As mentioned in my previous post, OpenID Connect specifies three different forms of logout, two of which uses front channel communication. OIDC Backchannel Logout is a logout mechanism that uses backchannel communication.
As defined in Ldapwiki,
In simple terms, frontchannel communication is when requests are communicated via the User Agent (i.e. the browser, and backchannel communication is when requests are communicated using direct network links between servers.
OpenID Connect Backchannel logout is a mechanism by which Relying Party (RP) applications are logged out with logout requests communicated directly between RPs and OpenID Providers (OP) bypassing the User Agent.
This logout mechanism is much less fragile than the other methods using frontchannel communication as it does not depend on the End-User’s browser activity. This may seem like the best option for OIDC logout — however, it is not the case for every scenario as it imposes new requirements on the system.
- When an RP or the OP triggers a logout action, the OP finds all the RPs who share the same user’s session at the OP.
- The OP then generates a special JWT token called the Logout Token containing relevant claims for each RP and sends logout requests with the Logout Tokens to the logout endpoints of every RP.
- Upon receiving a Logout Token, the RP much validate the token and invalidate the session of the particular user.
The Logout Token is a JWT much like the ID Token in OpenID Connect, and is also a type of Security Event Token. It contains Claims specific to the logout action that are required by RP applications to validate and verify the logout request and trigger the logout process for a particular user.
The following Claims are used within the Logout Token:
- iss — Issuer Identifier. This is a case sensitive URL of the entity that generated the token (OP). This is a required field.
- sub — Subject Identifier. It is a unique identifier assigned by the Issuer to the Client. This field is optional.
- aud — Audience. The list of Clients to which the Logout Token is intended for. This is a required field.
- iat — Issued At Time. Time at which the token was issued. This field is required as well.
- jti — JWT ID. Unique identifier for the token. This is used to prevent Logout Token replays. This field is required.
- events — JSON object containing the member name “http://schemas. openid.net/event/backchannel-logout”. The value of the member should be an empty JSON object. This is to declare that this JWT is a Logout Token. This field is required.
- sid — Session ID. Identifier for a session of the User Agent at the RP. This field is optional.
Although the sid and sub Claims are considered optional, a Logout Token must contain either one of the Claims and may contain both. If the sid Claim is absent, the RP should log out all sessions of the End-User identified by the iss and sub Claims.
The nonce Claims should NOT be included in a Logout Token for security reasons.
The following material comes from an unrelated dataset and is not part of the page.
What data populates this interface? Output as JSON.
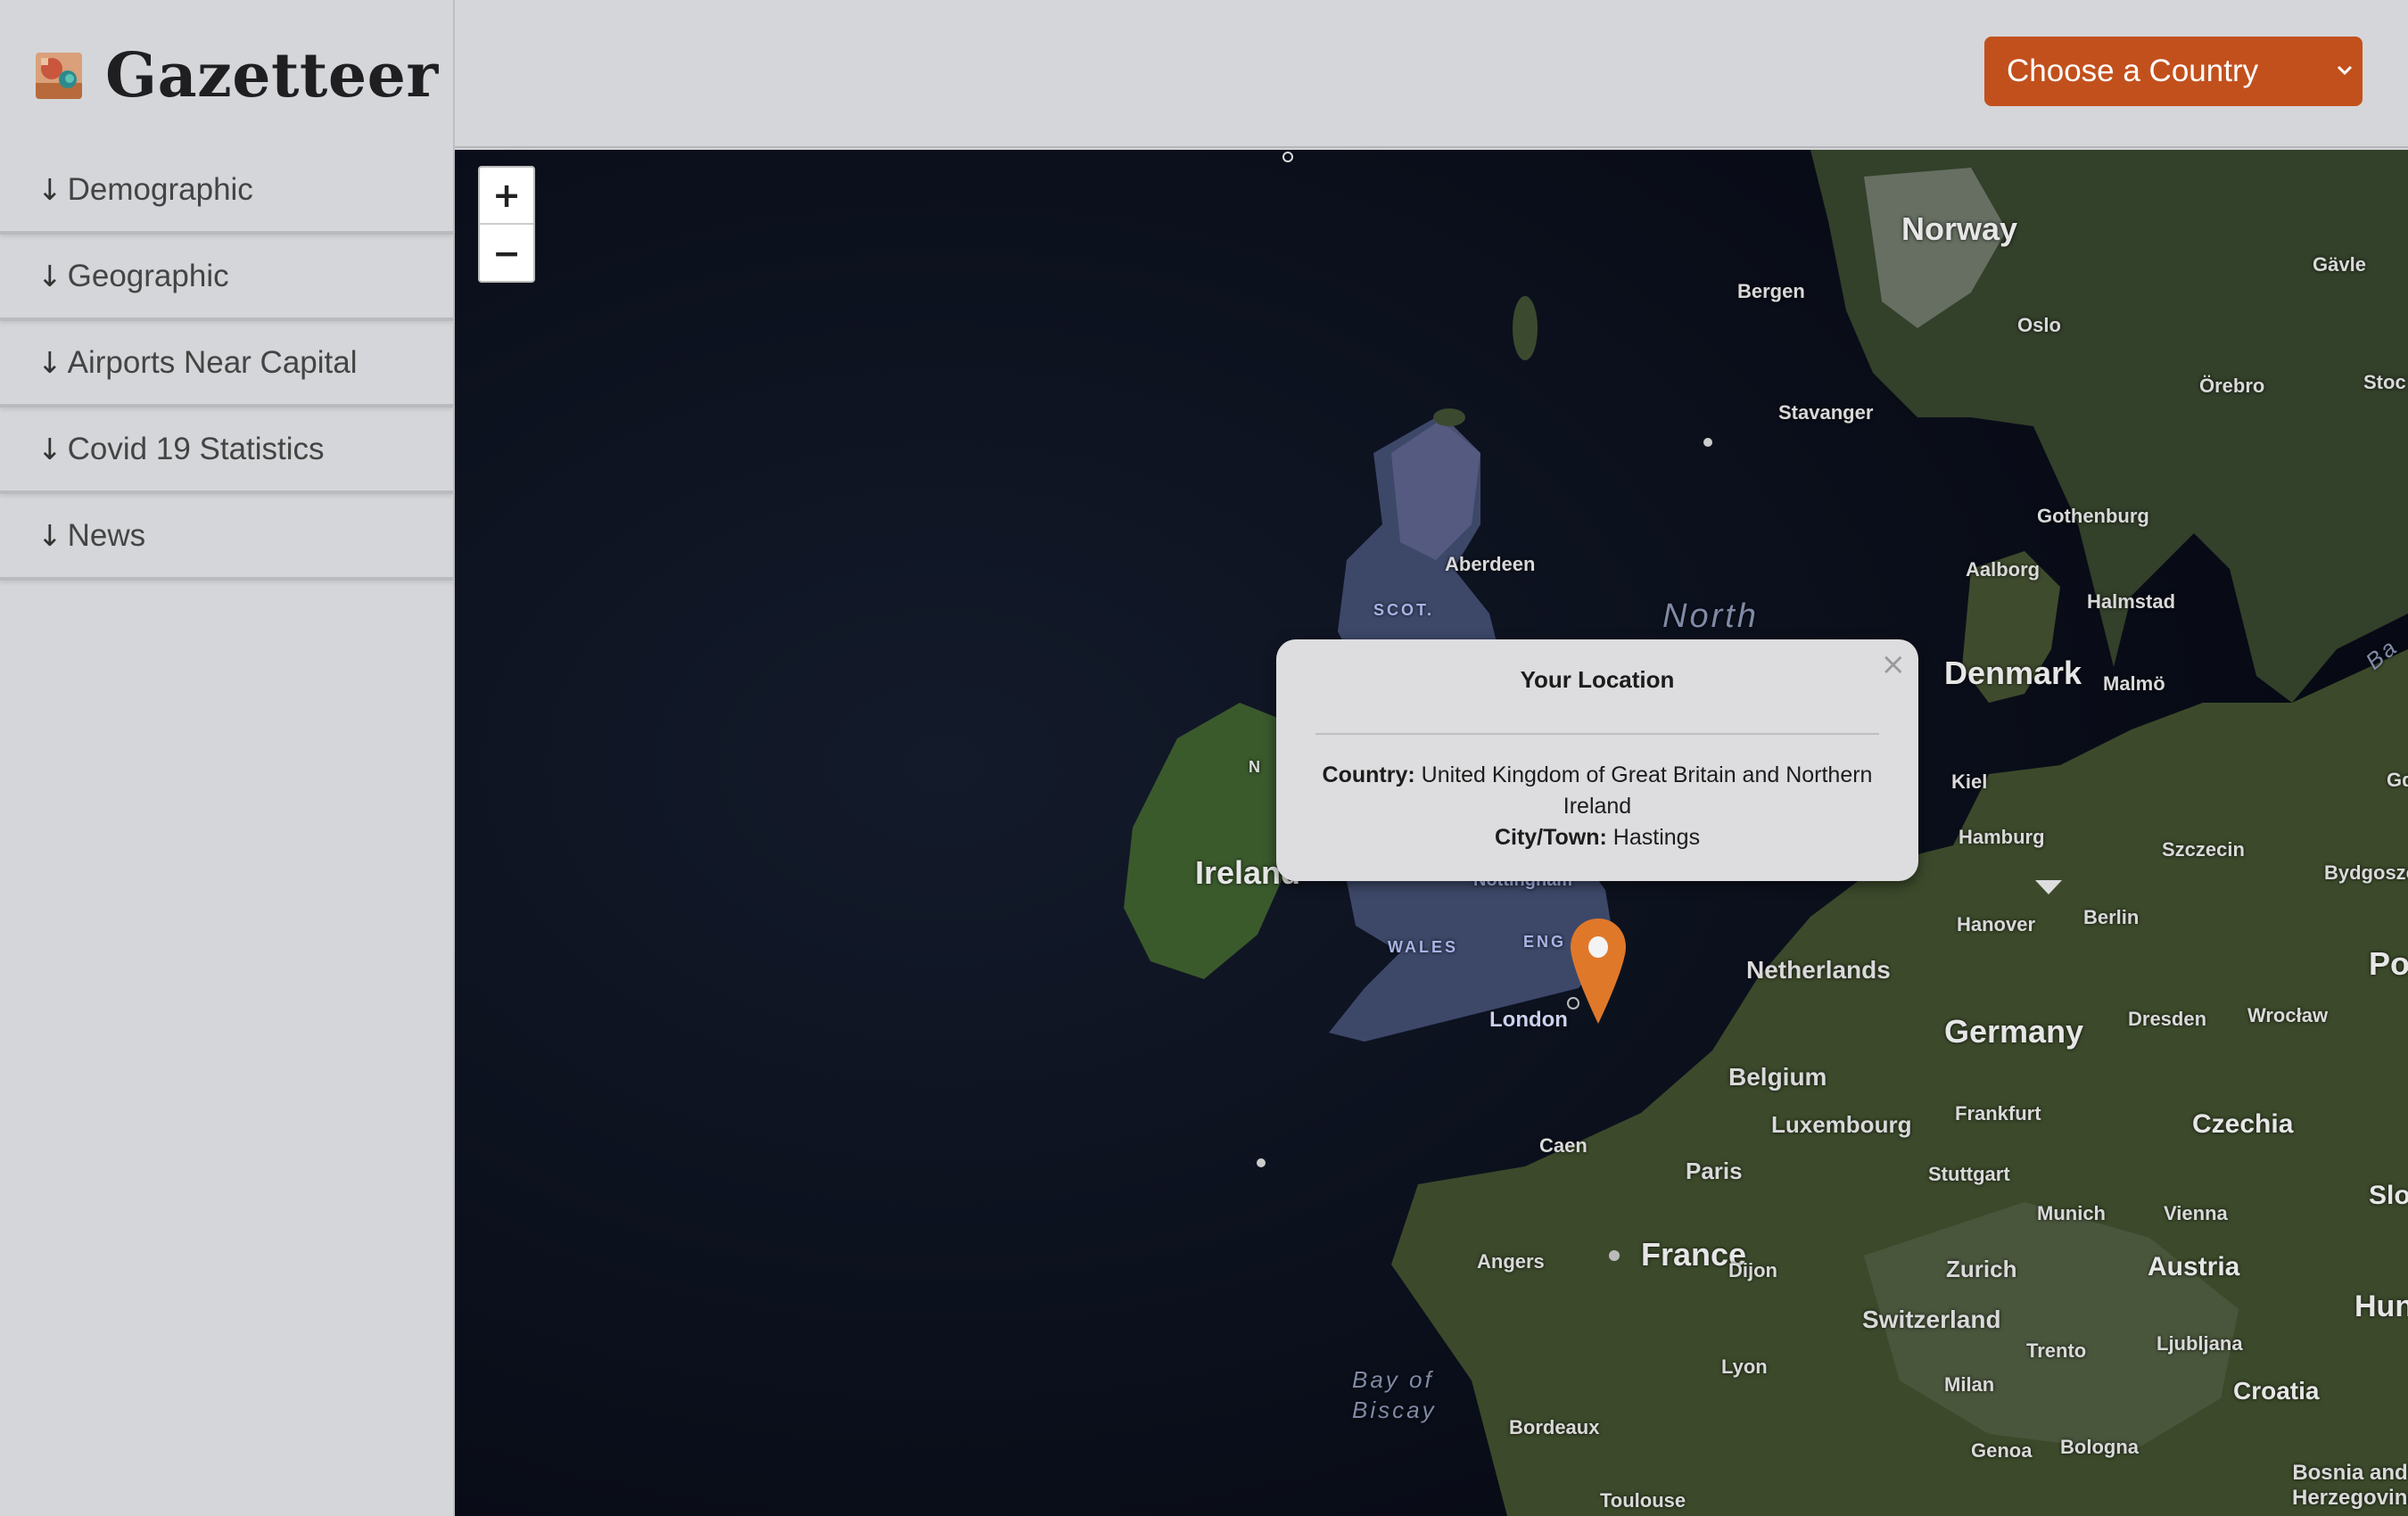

Logout Tokens MUST be digitally signed and MAY also be encrypted.(Refer spec)
The following is an example of a Logout Token,
How it works
The Backchannel Logout process is initiated when the OP sends an HTTP(S) POST logout request to the backchannel logout URI of the RP registered at the OP. Such a logout request would look like this:
POST /backchannel_logout HTTP/1.1
logout_token=eyJhbGci ... .eyJpc3Mi ... .T3BlbklE ...
Upon receiving a logout request , the RP should carry out necessary validation steps to ensure that the logout action is legit. The validation steps are described here. If anything goes wrong with the validation steps, the logout request should be rejected and the RP must return an HTTP 400 to the OP.
Once validation is complete and successful, the RP must locate the sessions identified by the iss and sub Claims in the Logout Token and clear any state asssociated with those sessions. Refresh Tokens without the offline_access property should be revoked as well. The mechanisms by which the RP carries out these tasks are implementation specific and are not strictly defined by the spec.
In the event an RP is also an OP serving downstream logged-in sessions, upon receiving a logout request, it should generate logout requests to all the logged-in downstream RPs as well.
Once logout is succeeded, the RP responds back to the OP with an HTTP 200 OK and the Backchannel logout process is finally finished. 😁
Pros and Cons
The Backchannel logout mechanism is more reliable than other methods as Frontchannel communication is not involved — the success of the logout request does not depend on the RP’s browser session activity.
- New requirements are imposed on the system as extra network links have to be established between servers for backchannel communication. The RP’s backchannel logout endpoint must be reachable from all OPs and cannot behind a firewall or NAT when using public OPs.
- Session state data which is stored in cookies and HTML5 storage is not available for backchannel communication. Therefore, state must be explicitly communicated between parties.
- In frontchannel methods, logging out is simply clearing cookies and HTML5 storage state. It is more complex in Backchannel logout as RPs must implement application specific methods for terminating User sessions upon receiving a logout request.